Greater Wellington investigating Snapper on rail services in preparation for national ticketing
Greater Wellington is investigating rolling out Snapper payments on rail services across the region following decisions made at Council today to help pave the way for national ticketing.
Transport committee chair Roger Blakeley says it was a timely decision in line with national ticketing developments and the more immediate need for more contactless payment options during COVID-19.
“As we saw with the alert levels we need to have safe contactless methods of payment available across the region’s network sooner rather than later. Enhancing fare collection efficiency also aligns with the future of national ticketing and the Council’s longstanding vision for a world-class integrated public transport network with high levels of accessibility, quality, reliability and flexibility,” says Cr Blakeley.
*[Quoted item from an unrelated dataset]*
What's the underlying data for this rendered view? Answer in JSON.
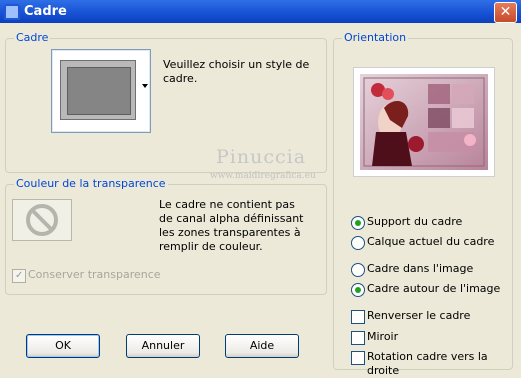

International and local experience shows that customers increasingly prefer and use cash free methods of payment for public transport. The reason for this is the key benefits for customers including access to fare discounts, convenience, and ease of boarding allowing for faster journeys. Many customers also prefer to use non-cash payment in order to track and manage their travel budgets, and often, that of their dependants.
“Modern rail ticketing systems require customers to ‘tag-on’ and ‘tag-off’ at station platforms, and this is something that Council believes could be achieved with Snapper in the short term and swapped out when national ticketing is implemented in the future,” says cr Blakeley.
Metlink general manager, Scott Gallacher says no communities would be left behind if Snapper does roll out to rail.
“As we explore extending Snapper we’ll test and trial what works and what doesn’t with our passengers and communities across the region. Our goal is to encourage as many people to use public transport and to make sure that off-board cash payment options remain available for customers needing such options,” says Scott Gallacher.
On Metlink’s buses, approximately 80% of fares are paid using Snapper. It is estimated 15% of Metlink rail fares are paid on board using cash with paper tickets still used as the primary fare collection method. On ferry, approximately 11% of boardings are paid for by on board cash payments.
“Our focus is on providing better services to passengers and, in our regular customer satisfaction survey, passengers tell us that convenience of paying is an area we can improve on with 68% of rail passengers currently satisfied compared to 78% with our bus passengers. Clearly there’s room for improvement here and Snapper on rail could have a profound impact,” says Scott Gallacher.
Following the decision by Council, Metlink will engage with relevant operators and communities on the feasibility of Snapper on rail and work with Waka Kotahi to ensure alignment with government direction and projects including national ticketing.